Google’s Internet-based "cloud" Chromebook may be a tough sell for non-techies. The new machines store apps, documents, settings and other data securely in cyberspace, accessible from any Chrome OS computer. Acer’s Chromia-branded Chromebooks include Wi-Fi-only ($379.99) and Wi-Fi-plus-3G ($449.99) versions. Samsung’s are the Series 5 Wi-Fi ($429.99) and Series 5 with 3G ($499.99). We want to know how the Chromebook works for you. If you buy one, email staff writer Mark D. Faram at email@example.com.
Samsung Galaxy Tab (Samsung)
More about tablets
The hottest ticket in electronics is tablets, and with touch screens selling as quickly as manufacturers can come out with them, navigating what to buy can be tough.
We spent the last couple months testing three unique tablets — Apple's iPad 2, the Samsung Galaxy Tab with a 7-inch screen and the half-tablet, half-netbook Dell Inspiron duo Convertible Tablet.
What it really comes down to is how you plan to use the device.
To replace your desktop or laptop with something highly portable, the iPad 2 deserves top consideration. With loads of apps, great connectivity and the anticipated iCloud online storage, you'll be able to do almost anything.
The one drawback to doing serious work is the on-screen keyboard, but with a wide selection of external keyboards and docks from Apple and third-party providers, you can turn this into a capable writing machine.
Apple has significantly improved the iPad in its second generation.
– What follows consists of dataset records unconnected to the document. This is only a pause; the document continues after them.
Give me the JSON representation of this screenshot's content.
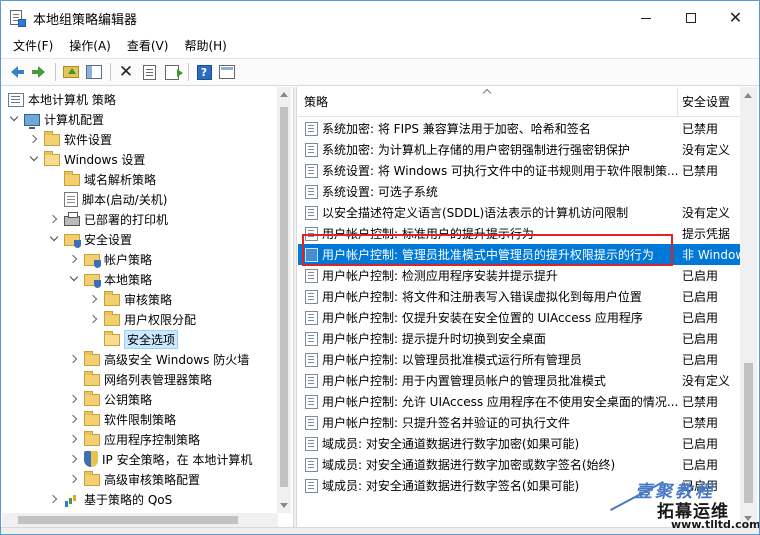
{
  "window": {
    "title": "本地组策略编辑器"
  },
  "menu": [
    "文件(F)",
    "操作(A)",
    "查看(V)",
    "帮助(H)"
  ],
  "toolbar": [
    "back-icon",
    "forward-icon",
    "up-folder-icon",
    "show-hide-tree-icon",
    "delete-icon",
    "properties-icon",
    "export-icon",
    "help-icon",
    "view-icon"
  ],
  "tree": [
    {
      "label": "本地计算机 策略",
      "depth": 0,
      "icon": "policy-icon",
      "expander": "none"
    },
    {
      "label": "计算机配置",
      "depth": 1,
      "icon": "computer-icon",
      "expander": "down"
    },
    {
      "label": "软件设置",
      "depth": 2,
      "icon": "folder-icon",
      "expander": "right"
    },
    {
      "label": "Windows 设置",
      "depth": 2,
      "icon": "folder-icon",
      "expander": "down"
    },
    {
      "label": "域名解析策略",
      "depth": 3,
      "icon": "folder-icon",
      "expander": "none"
    },
    {
      "label": "脚本(启动/关机)",
      "depth": 3,
      "icon": "script-icon",
      "expander": "none"
    },
    {
      "label": "已部署的打印机",
      "depth": 3,
      "icon": "printer-icon",
      "expander": "right"
    },
    {
      "label": "安全设置",
      "depth": 3,
      "icon": "shield-folder-icon",
      "expander": "down"
    },
    {
      "label": "帐户策略",
      "depth": 4,
      "icon": "shield-folder-icon",
      "expander": "right"
    },
    {
      "label": "本地策略",
      "depth": 4,
      "icon": "shield-folder-icon",
      "expander": "down"
    },
    {
      "label": "审核策略",
      "depth": 5,
      "icon": "folder-icon",
      "expander": "right"
    },
    {
      "label": "用户权限分配",
      "depth": 5,
      "icon": "folder-icon",
      "expander": "right"
    },
    {
      "label": "安全选项",
      "depth": 5,
      "icon": "folder-open-icon",
      "expander": "none",
      "selected": true
    },
    {
      "label": "高级安全 Windows 防火墙",
      "depth": 4,
      "icon": "folder-icon",
      "expander": "right"
    },
    {
      "label": "网络列表管理器策略",
      "depth": 4,
      "icon": "folder-icon",
      "expander": "none"
    },
    {
      "label": "公钥策略",
      "depth": 4,
      "icon": "folder-icon",
      "expander": "right"
    },
    {
      "label": "软件限制策略",
      "depth": 4,
      "icon": "folder-icon",
      "expander": "right"
    },
    {
      "label": "应用程序控制策略",
      "depth": 4,
      "icon": "folder-icon",
      "expander": "right"
    },
    {
      "label": "IP 安全策略，在 本地计算机",
      "depth": 4,
      "icon": "shield-icon",
      "expander": "right"
    },
    {
      "label": "高级审核策略配置",
      "depth": 4,
      "icon": "folder-icon",
      "expander": "right"
    },
    {
      "label": "基于策略的 QoS",
      "depth": 3,
      "icon": "chart-icon",
      "expander": "right"
    }
  ],
  "list": {
    "columns": {
      "policy": "策略",
      "setting": "安全设置"
    },
    "rows": [
      {
        "policy": "系统加密: 将 FIPS 兼容算法用于加密、哈希和签名",
        "setting": "已禁用"
      },
      {
        "policy": "系统加密: 为计算机上存储的用户密钥强制进行强密钥保护",
        "setting": "没有定义"
      },
      {
        "policy": "系统设置: 将 Windows 可执行文件中的证书规则用于软件限制策...",
        "setting": "已禁用"
      },
      {
        "policy": "系统设置: 可选子系统",
        "setting": ""
      },
      {
        "policy": "以安全描述符定义语言(SDDL)语法表示的计算机访问限制",
        "setting": "没有定义"
      },
      {
        "policy": "用户帐户控制: 标准用户的提升提示行为",
        "setting": "提示凭据"
      },
      {
        "policy": "用户帐户控制: 管理员批准模式中管理员的提升权限提示的行为",
        "setting": "非 Windows",
        "selected": true
      },
      {
        "policy": "用户帐户控制: 检测应用程序安装并提示提升",
        "setting": "已启用"
      },
      {
        "policy": "用户帐户控制: 将文件和注册表写入错误虚拟化到每用户位置",
        "setting": "已启用"
      },
      {
        "policy": "用户帐户控制: 仅提升安装在安全位置的 UIAccess 应用程序",
        "setting": "已启用"
      },
      {
        "policy": "用户帐户控制: 提示提升时切换到安全桌面",
        "setting": "已启用"
      },
      {
        "policy": "用户帐户控制: 以管理员批准模式运行所有管理员",
        "setting": "已启用"
      },
      {
        "policy": "用户帐户控制: 用于内置管理员帐户的管理员批准模式",
        "setting": "没有定义"
      },
      {
        "policy": "用户帐户控制: 允许 UIAccess 应用程序在不使用安全桌面的情况...",
        "setting": "已禁用"
      },
      {
        "policy": "用户帐户控制: 只提升签名并验证的可执行文件",
        "setting": "已禁用"
      },
      {
        "policy": "域成员: 对安全通道数据进行数字加密(如果可能)",
        "setting": "已启用"
      },
      {
        "policy": "域成员: 对安全通道数据进行数字加密或数字签名(始终)",
        "setting": "已启用"
      },
      {
        "policy": "域成员: 对安全通道数据进行数字签名(如果可能)",
        "setting": "已启用"
      }
    ]
  },
  "watermark": {
    "line1": "壹聚教程",
    "line2": "拓幕运维",
    "line3": "www.tlltd.com"
  },
  "colors": {
    "selection": "#0078d7",
    "highlight": "#e02424",
    "accent": "#5a9bd5"
  }
}
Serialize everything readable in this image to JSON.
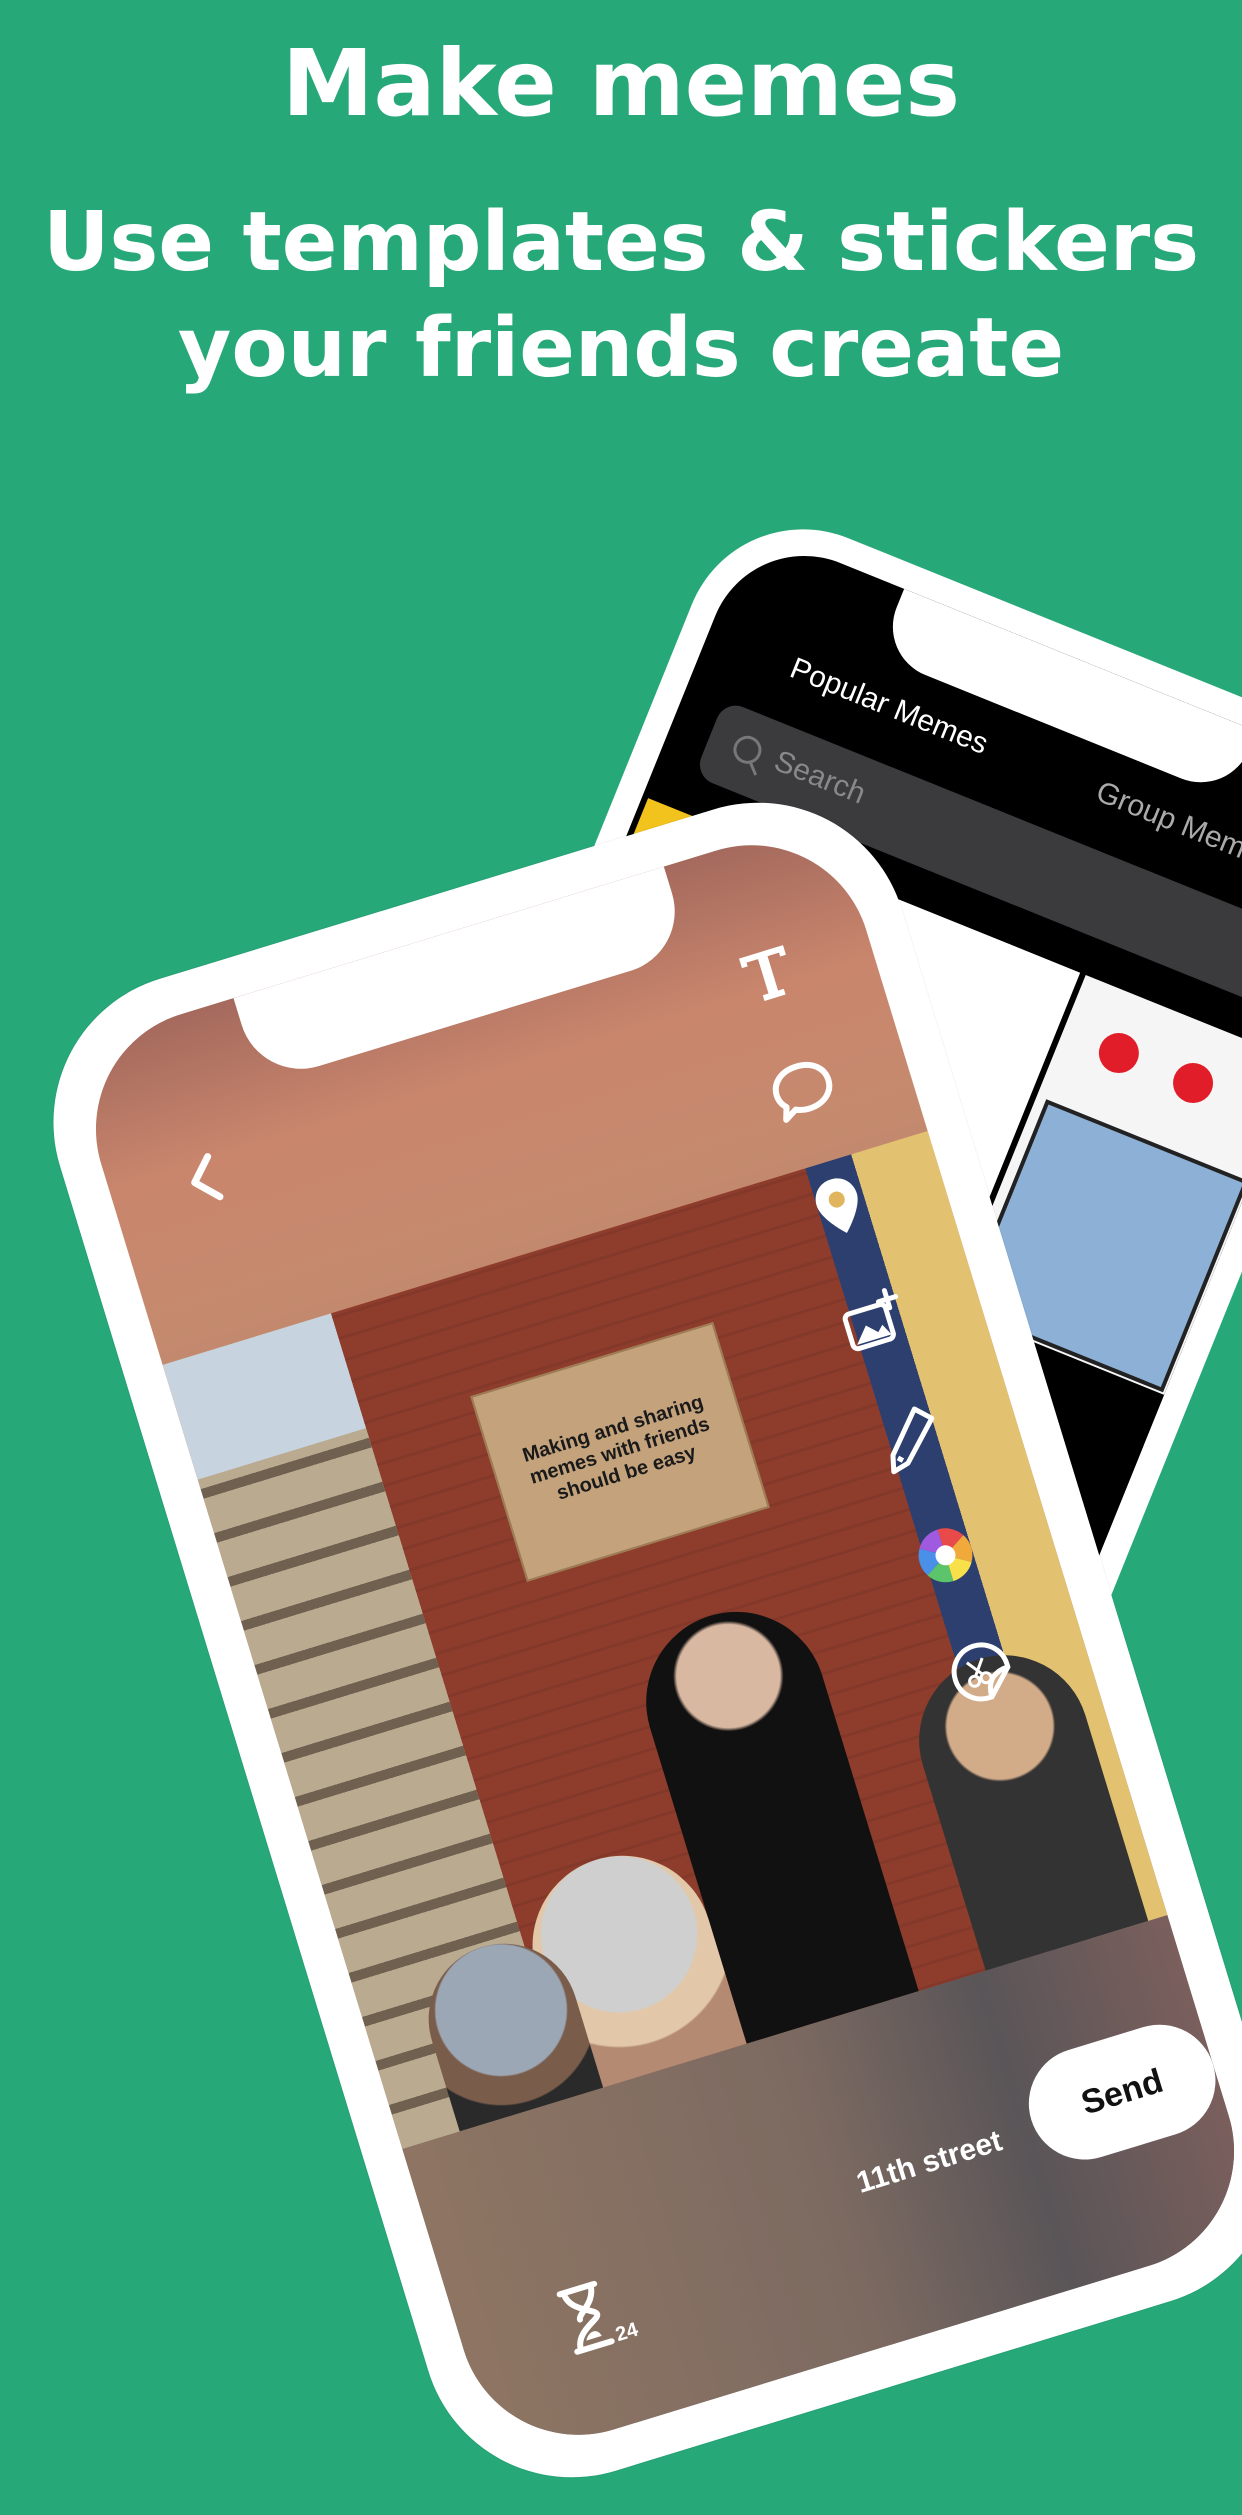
{
  "headline": "Make memes",
  "subheadline": "Use templates & stickers your friends create",
  "back_phone": {
    "tabs": [
      "Popular Memes",
      "Group Memes"
    ],
    "search_placeholder": "Search"
  },
  "front_phone": {
    "sign_text": "Making and sharing memes with friends should be easy",
    "location": "11th street",
    "send_label": "Send",
    "timer_value": "24"
  },
  "colors": {
    "background": "#27a878",
    "white": "#ffffff"
  },
  "icons": {
    "back": "chevron-left-icon",
    "text": "text-t-icon",
    "bubble": "speech-bubble-icon",
    "location": "location-pin-icon",
    "image_add": "image-add-icon",
    "pencil": "pencil-icon",
    "color": "color-wheel-icon",
    "sticker": "sticker-scissors-icon",
    "timer": "hourglass-icon"
  }
}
It feels noticeably lighter and a bit peppier. Add to that cameras that allow video calling over the Internet and the iPad 2 is tough to beat — but it's still not for everyone.
For those who want a tablet that's even more ultraportable, enter the Samsung Galaxy Tab. At 7.48 inches on the long end, it easily fits in one hand. It's great for reading books and still large enough to watch videos or browse photos. It runs the Android operating system, the top competitor to Apple's mobile operating system, or OS.
For the best of both worlds, the Inspiron duo works as a netbook, and its monitor flips around to become a touch screen. Some critics complain that the Windows 7 Home Premium OS doesn't work well with touch screens, and compared with the iPad and Galaxy, it's a different experience. But Dell has made this leap well — just ensure that the screen is calibrated to your touch, which is easily done.
The Inspiron duo is not a replacement for your computer — it is a computer. This means that if you're already heavily invested in Windows and don't want to go without your trusted software, then this is a great option. It also mean this machine is likely the most secure. There's no security software for tablets — yet.
The bottom line: Any of these devices could be a great deployment companion or just something to keep in your bag.